Hands together for prayer.

A gesture that expresses what is in the heart, but also the other way around: it ignites the heart.

Perhaps it’s a truism to say that words mean little when deeds contradict them. What’s a bit less obvious is that sometimes the body language of a person reveals more than their words. Body posture, gestures and even facial expression can often reveal what a person is trying to hide in what they say. So, body language plays an important role in communication, as any student of psychology will tell you. However, it is also often important when we don’t intend to hide anything. It helps to express what is difficult to put into words alone. We know that a kind gesture sometimes means more than just explanations and declarations.

Body posture and gestures also have significance in prayer. Both communally and individually. On the one hand, sometimes they express what we want them to express; giving support to the verbal message. On the other hand, especially during communal prayer, they also help us to be aware of what we are experiencing; affecting our heart and soul. Some of this has been considered in previous signs: standing, sitting, kneeling as well as honouring, the raising of hands, striking the breast and making the sign of the cross. This time we dwell on the gesture of hand together, and then more broadly on other gestures, not so much applying to the liturgy as to in other prayers, both communal and individual.

Hands together, in such a way that the palms of left and right are facing each other, is best known and most often used as a gesture of prayer. It is, in fact, an expressive gesture synonymous with prayer. A gesture that has been known for centuries to express devotion, submission and faithfulness. The response was to accept the hands place together into the open hands of the one receiving the declaration.

It is this way a soldier would put his hands together to put them into the hands of the ruler as a sign of devotion and fidelity. Fiefdom in the Middle Ages was expressed in a similar way. And in a similar way during the vow of obedience, at priestly ordination, the bishop accepts the candidate’s promise. God is spirit and you can’t see His hands accepting the hands put together, but that’s what this gesture is all about. It’s about a declaration of devotion, submission and fidelity. Therefore, when I hold my hands like this in prayer, I declare that God is my Lord; that I know my destiny is in His hands, that I depend on Him for everything. And with this attitude of spirit, I adore Him, I thank Him, I say I’m sorry or I ask of Him.

In the practice of prayer, especially individual, however it happens that the hands are held together differently. This is not necessarily a sign of inattention or neglect of God. A clue of how to understand is this . . . intuition; interpreting it in the context of how we use this or other gestures in everyday life. And so, hands clenched together, sometimes firmly, may express a fervent request.

Crossed over the chest with hands on the shoulders is telling God “I am Your servant”.
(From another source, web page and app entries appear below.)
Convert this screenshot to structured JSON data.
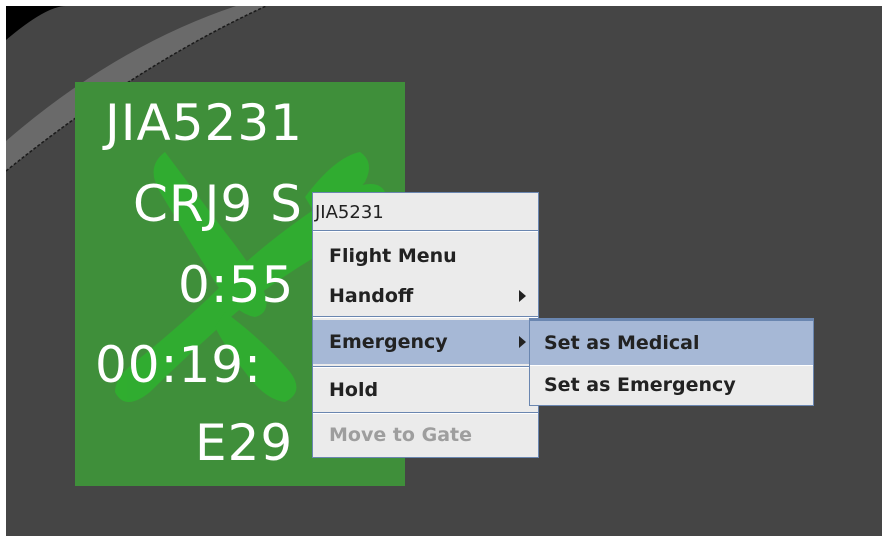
{
  "flight_strip": {
    "lines": [
      "JIA5231",
      "CRJ9 S",
      "0:55",
      "00:19:",
      "E29"
    ],
    "background_color": "#3f8f3a"
  },
  "context_menu": {
    "title": "JIA5231",
    "items": [
      {
        "label": "Flight Menu",
        "has_submenu": false,
        "enabled": true,
        "highlighted": false
      },
      {
        "label": "Handoff",
        "has_submenu": true,
        "enabled": true,
        "highlighted": false
      },
      {
        "label": "Emergency",
        "has_submenu": true,
        "enabled": true,
        "highlighted": true
      },
      {
        "label": "Hold",
        "has_submenu": false,
        "enabled": true,
        "highlighted": false
      },
      {
        "label": "Move to Gate",
        "has_submenu": false,
        "enabled": false,
        "highlighted": false
      }
    ]
  },
  "submenu": {
    "items": [
      {
        "label": "Set as Medical",
        "highlighted": true
      },
      {
        "label": "Set as Emergency",
        "highlighted": false
      }
    ]
  },
  "colors": {
    "map_background": "#454545",
    "menu_background": "#ebebeb",
    "menu_border": "#6a86b0",
    "highlight": "#a6b8d6"
  }
}
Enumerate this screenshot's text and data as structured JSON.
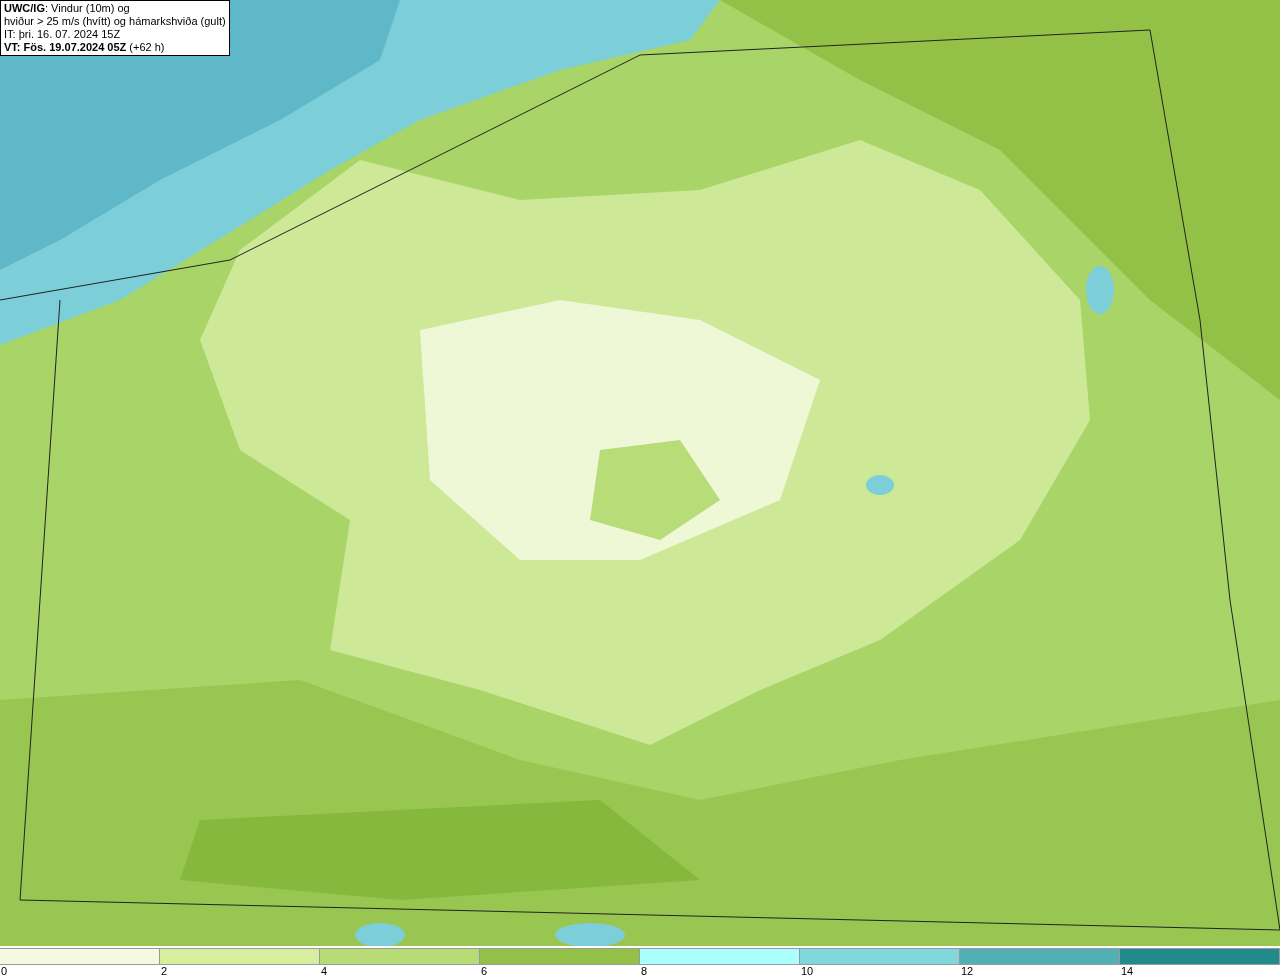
{
  "info_box": {
    "lines": [
      "**UWC/IG**: Vindur (10m) og",
      "hviður > 25 m/s (hvítt) og hámarkshviða (gult)",
      "IT: þri. 16. 07. 2024 15Z",
      "**VT: Fös. 19.07.2024 05Z** (+62 h)"
    ]
  },
  "legend": {
    "segments": [
      {
        "color": "#f3fadf",
        "label": "0"
      },
      {
        "color": "#d6ee9e",
        "label": "2"
      },
      {
        "color": "#b7dc76",
        "label": "4"
      },
      {
        "color": "#93c046",
        "label": "6"
      },
      {
        "color": "#aaffff",
        "label": "8"
      },
      {
        "color": "#80d8dc",
        "label": "10"
      },
      {
        "color": "#50b0b4",
        "label": "12"
      },
      {
        "color": "#218a8a",
        "label": "14"
      }
    ]
  }
}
There aren’t too many gestures in the liturgy. However, there no restriction on using them in prayer outside of liturgy, whether communal or individual. Without gestures or even without words, God knows what bothers us, what we want, what we are trying to express. But these gestures, just as body posture, allows us to better understand, to feel and to experience what we are doing. They help me to realise who I am and who I am praying in front of.